In 2018, Congress set aside $380 million for election security funds, which Masterson said was an "important first step" but not nearly enough to upgrade voting systems across the US.

"There's so many systems that support elections that need investments and upgrades," Masterson said. "Money remains a challenge, resources remain a challenge."

Lawmakers have proposed legislation that would direct $1.5 billion to county election officials to buy new voting technology. The For the People Act passed in the House but hasn't come up for a vote in the Senate.

"It's great to do an assessment and know where your vulnerabilities are, it's another to actually fix them," Braun said. "Congress has to pass this bill or no one is actually going to be able to implement the mitigation program."

States also aren't required to spend money on election security -- as it's currently a voluntary standard. Last June, a group of lawmakers introduced the Protecting American Votes and Elections Act, which would require paper ballots and audits on federal elections.

"The cybersecurity experts are clear: the most secure and cost-effective method of voting is hand-marked paper ballots," said Sen. Ron Wyden, a Democrat from Oregon and one of the lawmakers behind the bill. "Anything else creates unnecessary risk while gouging taxpayers in order to enrich politically-connected voting machine manufacturers." 

But until it's mandatory, local counties aren't working with much funding, and the federal agency wants to make sure that every cent is wisely spent.
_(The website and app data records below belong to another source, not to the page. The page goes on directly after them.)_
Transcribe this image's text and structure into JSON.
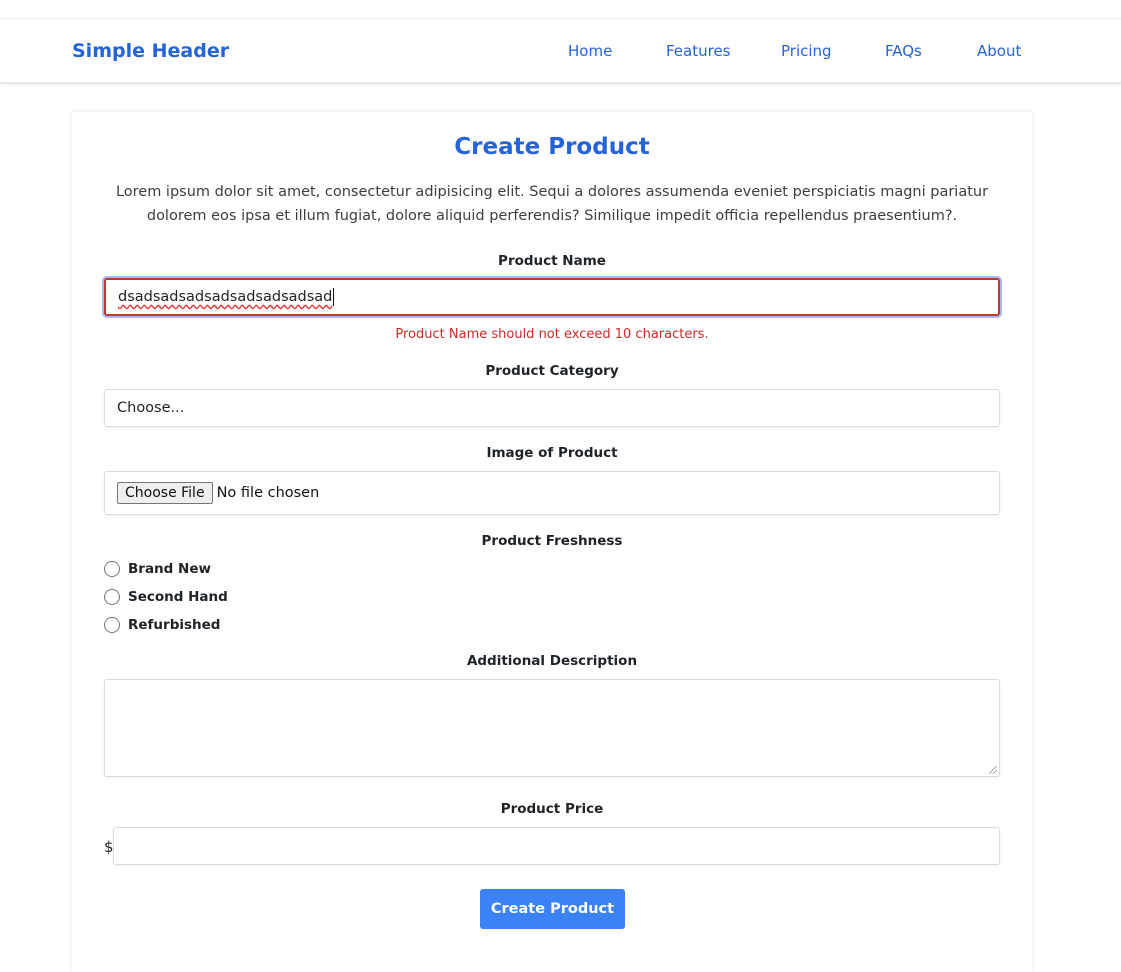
{
  "header": {
    "brand": "Simple Header",
    "nav": [
      "Home",
      "Features",
      "Pricing",
      "FAQs",
      "About"
    ]
  },
  "form": {
    "title": "Create Product",
    "intro": "Lorem ipsum dolor sit amet, consectetur adipisicing elit. Sequi a dolores assumenda eveniet perspiciatis magni pariatur dolorem eos ipsa et illum fugiat, dolore aliquid perferendis? Similique impedit officia repellendus praesentium?.",
    "product_name": {
      "label": "Product Name",
      "value": "dsadsadsadsadsadsadsadsad",
      "error": "Product Name should not exceed 10 characters."
    },
    "category": {
      "label": "Product Category",
      "selected": "Choose..."
    },
    "image": {
      "label": "Image of Product",
      "button": "Choose File",
      "status": "No file chosen"
    },
    "freshness": {
      "label": "Product Freshness",
      "options": [
        "Brand New",
        "Second Hand",
        "Refurbished"
      ]
    },
    "description": {
      "label": "Additional Description",
      "value": ""
    },
    "price": {
      "label": "Product Price",
      "currency": "$",
      "value": ""
    },
    "submit_label": "Create Product"
  },
  "colors": {
    "primary": "#2563d8",
    "button": "#3b82f6",
    "error": "#c92a2a"
  }
}
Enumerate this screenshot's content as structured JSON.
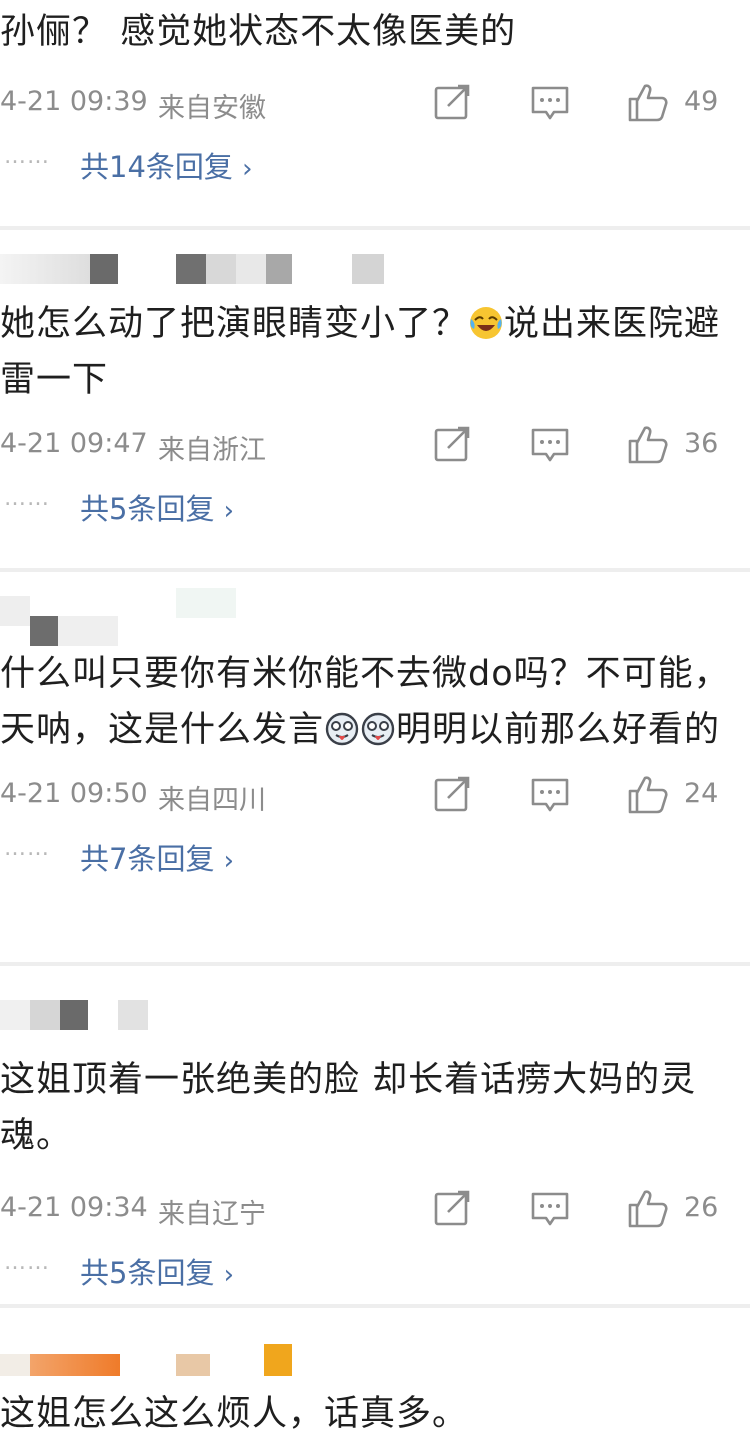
{
  "comments": [
    {
      "text": "孙俪？ 感觉她状态不太像医美的",
      "time": "4-21 09:39",
      "location": "来自安徽",
      "likes": "49",
      "reply_label": "共14条回复",
      "dots": "……"
    },
    {
      "text_a": "她怎么动了把演眼睛变小了？",
      "text_b": "说出来医院避雷一下",
      "time": "4-21 09:47",
      "location": "来自浙江",
      "likes": "36",
      "reply_label": "共5条回复",
      "dots": "……"
    },
    {
      "text_a": "什么叫只要你有米你能不去微do吗？不可能， 天呐，这是什么发言",
      "text_b": "明明以前那么好看的",
      "time": "4-21 09:50",
      "location": "来自四川",
      "likes": "24",
      "reply_label": "共7条回复",
      "dots": "……"
    },
    {
      "text": "这姐顶着一张绝美的脸 却长着话痨大妈的灵魂。",
      "time": "4-21 09:34",
      "location": "来自辽宁",
      "likes": "26",
      "reply_label": "共5条回复",
      "dots": "……"
    },
    {
      "text": "这姐怎么这么烦人，话真多。"
    }
  ],
  "icons": {
    "share": "share-icon",
    "comment": "comment-icon",
    "like": "thumbs-up-icon",
    "chevron": "chevron-right-icon",
    "emoji_laugh": "laugh-cry-emoji-icon",
    "emoji_tongue": "tongue-out-emoji-icon"
  },
  "colors": {
    "reply_link": "#4a6fa5",
    "meta_gray": "#8c8c8c",
    "divider": "#eeeeee"
  }
}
The DHS has been working to help county election officials, advising them last June on how to spend the $380 million election security funds.

"We are so focused on doing anything we can to support that," Masterson said. "It's not just based on a 'wouldn't-it-be-nice,' it's informed by risks we've seen out in the field."